Distributed January 15, 2003
For Immediate Release

News Service Contact: Mary Jo Curtis

Bell Gallery to present Katarzyna Kozyra: Bathhouses through March 9

The David Winton Bell Gallery will present work by one of Poland’s leading contemporary artists in a new exhibition titled Katarzyna Kozyra: Bathhouses. The exhibit opens Jan. 25, 2003, and will continue through March 9, 2003. An opening reception and slide lecture on Kozyra’s work are scheduled for Friday, Jan. 24, 2003, at 5:30 p.m. Both the exhibit and the reception are free and open to the public.

PROVIDENCE, R.I. — The David Winton Bell Gallery will present the work of one of Poland’s leading contemporary artists in the new exhibition, Katarzyna Kozyra: Bathhouses, opening Jan. 25, 2003, and continuing through March 9, 2003, in the List Art Center.

An opening reception has been scheduled for Friday, Jan. 24, from 5:30 to 7:30 p.m. at the gallery. Hanna Wroblewska, curator of the Zacheta Gallery of Contemporary Art in Warsaw, will present a slide lecture titled “Katarzyna Kozyra and Contemporary Polish Art” at 5:30 p.m. in List Auditorium. Wroblewska worked with Kozyra on the artist’s installations at the Polish Pavilion of the 48th Venice Biennial and on several projects at the Zacheta Gallery.


Male territory
Hidden cameras and a careful disguise allowed Polish artist Katarzyna Kozyra to explore “the authoritarian dominion of male territory” in her video work, Men’s Bathhouse (1999).

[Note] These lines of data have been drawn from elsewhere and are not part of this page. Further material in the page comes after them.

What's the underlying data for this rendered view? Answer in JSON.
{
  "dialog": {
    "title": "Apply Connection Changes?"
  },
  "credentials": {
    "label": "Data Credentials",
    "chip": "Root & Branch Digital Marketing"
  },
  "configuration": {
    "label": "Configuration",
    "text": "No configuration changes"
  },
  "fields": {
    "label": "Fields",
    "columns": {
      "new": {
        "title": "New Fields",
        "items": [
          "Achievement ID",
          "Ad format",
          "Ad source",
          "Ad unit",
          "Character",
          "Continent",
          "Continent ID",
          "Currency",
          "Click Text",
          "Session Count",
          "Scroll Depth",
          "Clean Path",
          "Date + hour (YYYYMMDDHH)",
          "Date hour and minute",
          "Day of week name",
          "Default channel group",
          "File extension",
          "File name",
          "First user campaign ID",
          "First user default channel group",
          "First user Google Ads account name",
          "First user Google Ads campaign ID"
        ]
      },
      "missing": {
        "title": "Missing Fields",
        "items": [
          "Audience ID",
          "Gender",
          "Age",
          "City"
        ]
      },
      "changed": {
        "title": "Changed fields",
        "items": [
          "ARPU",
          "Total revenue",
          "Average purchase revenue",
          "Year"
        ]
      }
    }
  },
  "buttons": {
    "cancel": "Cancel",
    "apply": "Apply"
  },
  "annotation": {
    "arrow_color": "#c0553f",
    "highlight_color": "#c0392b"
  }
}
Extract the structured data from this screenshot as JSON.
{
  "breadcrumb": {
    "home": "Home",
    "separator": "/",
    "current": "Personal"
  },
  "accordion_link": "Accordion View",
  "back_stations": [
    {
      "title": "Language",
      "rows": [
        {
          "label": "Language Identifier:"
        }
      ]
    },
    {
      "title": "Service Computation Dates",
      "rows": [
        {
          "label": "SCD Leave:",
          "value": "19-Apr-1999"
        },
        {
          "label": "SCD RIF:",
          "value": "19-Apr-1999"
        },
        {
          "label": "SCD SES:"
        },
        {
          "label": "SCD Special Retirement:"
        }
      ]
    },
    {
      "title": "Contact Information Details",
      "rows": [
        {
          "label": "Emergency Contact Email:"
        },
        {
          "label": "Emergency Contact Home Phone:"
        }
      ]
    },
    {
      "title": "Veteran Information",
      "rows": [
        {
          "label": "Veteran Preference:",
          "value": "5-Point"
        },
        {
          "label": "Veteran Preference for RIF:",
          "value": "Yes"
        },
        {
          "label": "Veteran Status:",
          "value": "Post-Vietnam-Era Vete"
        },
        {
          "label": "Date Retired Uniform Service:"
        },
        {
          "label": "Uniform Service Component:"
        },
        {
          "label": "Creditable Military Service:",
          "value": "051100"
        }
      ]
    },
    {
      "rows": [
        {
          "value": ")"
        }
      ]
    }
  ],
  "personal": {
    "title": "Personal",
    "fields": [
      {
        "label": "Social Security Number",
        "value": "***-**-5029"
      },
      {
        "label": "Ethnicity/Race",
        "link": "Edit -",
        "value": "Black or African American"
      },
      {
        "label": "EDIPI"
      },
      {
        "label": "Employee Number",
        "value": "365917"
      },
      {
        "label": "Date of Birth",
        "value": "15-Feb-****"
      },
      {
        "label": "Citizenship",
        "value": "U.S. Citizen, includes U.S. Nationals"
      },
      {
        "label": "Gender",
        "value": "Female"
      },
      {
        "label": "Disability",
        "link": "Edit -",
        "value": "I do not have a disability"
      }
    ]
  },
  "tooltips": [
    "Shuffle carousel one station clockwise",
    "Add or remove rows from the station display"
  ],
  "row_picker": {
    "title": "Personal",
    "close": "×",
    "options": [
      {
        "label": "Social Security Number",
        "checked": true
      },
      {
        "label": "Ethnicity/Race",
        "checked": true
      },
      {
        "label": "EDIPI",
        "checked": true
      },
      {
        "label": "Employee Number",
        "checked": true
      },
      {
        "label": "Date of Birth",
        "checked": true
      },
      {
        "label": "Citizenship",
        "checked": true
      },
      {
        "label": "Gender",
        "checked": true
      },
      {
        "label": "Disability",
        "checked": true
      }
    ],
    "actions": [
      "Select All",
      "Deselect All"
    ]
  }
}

The exhibition will include two of Kozyra’s video installations, Bathhouse (1997) and Men’s Bathhouse (1999). A native and resident of Warsaw, the artist graduated in 1993 from the Warsaw Academy of Fine Art, where she studied with Grzegorz Kowalski and gained public attention with her thesis work, Animal Pyramid, a sculpture composed of animal taxidermy. She is part of a generation of young female artists who revolutionized the Polish art scene in the 1990s. These women have discarded the traditional subject matter of locality and ethnicity, according to Jo-Ann Conklin, director of the Bell Gallery. Instead, they are engaging issues of feminist discourse – including identity, the body, female physicality, the contemporary concept of beauty and the other, moving Polish art into the realm of internationalism.

Bathhouse and Men’s Bathhouse begin with the premise that men and women tend to conform to stereotypes of behavior and appearance in public, while in private they behave more naturally. Both pieces were filmed at the bathhouses of the Hotel Gellert in Budapest, using cameras hidden in plastic bags and placed on or below benches in the bathhouses – without the knowledge of the participants. In the end, the installations raise additional issues of voyeurism and narcissism, as well as concepts of beauty and aging.


Public art, personal privacy
Bathhouse (1997) was shot without the knowledge of bathers, raising issues of voyeurism and privacy in addition to the concepts of beauty and aging. The installation at left was presented at the Zacheta Gallery of Contemporary Art in Warsaw.

“These installations have raised questions about the artist’s intentions and the invasion of the bathers’ privacy,” Conklin said. “These are important concerns and shouldn’t be taken lightly, but it’s interesting to note that while the press considered them controversial, none of the subjects objected when the installations were exhibited.

“Kozyra feels the secret filming was the only way to observe public versus private behavior,” Conklin continued. “She concluded that women and men go to baths for different reasons. Women go for relaxation and companionship; they engage and assist each other in the intimate activities of washing, toweling, and drying. Men go to look and be looked at; there is little interaction between them.”

In order to film in the men’s bathhouse, Kozyra disguised herself as a man, using fake body hair and covering her breasts with a towel draped over her shoulders.

“The disguise was reasonably good, and although she drew a few stares, she was not discovered,” said Conklin. “To the viewer, however, the pretense is obvious. Kozyra’s mannerisms, walk and manner of sitting – at one point cross-legged on the bench – give her away. The viewer’s attention is in this way drawn to the differences between male and female behavior.”

Scenes from the women’s bathhouse are reminiscent of paintings of bathers by Ingres, Rubens and Degas. There is a romantic quality to the film, played up by the warm yellow lighting on the bath. Aware of these references and her own tendency to see art in the women’s bathhouse, Kozyra begins the film with Ingres’s Turkish Bath.

In 1999 Men’s Bathhouse was featured at the prestigious Venice Biennial, where it received an honorable mention for “exploring and controlling the authoritarian dominion of male territory.” The Bell Gallery exhibition is the first presentation of Men’s Bathhouse in the United States.

The David Winton Bell Gallery is located in the List Art Center, 64 College St. It is open weekdays from 11 a.m. to 4 p.m. and weekends from 1 to 4 p.m. All events are free and open to the public. For more information, call (401) 863-2932.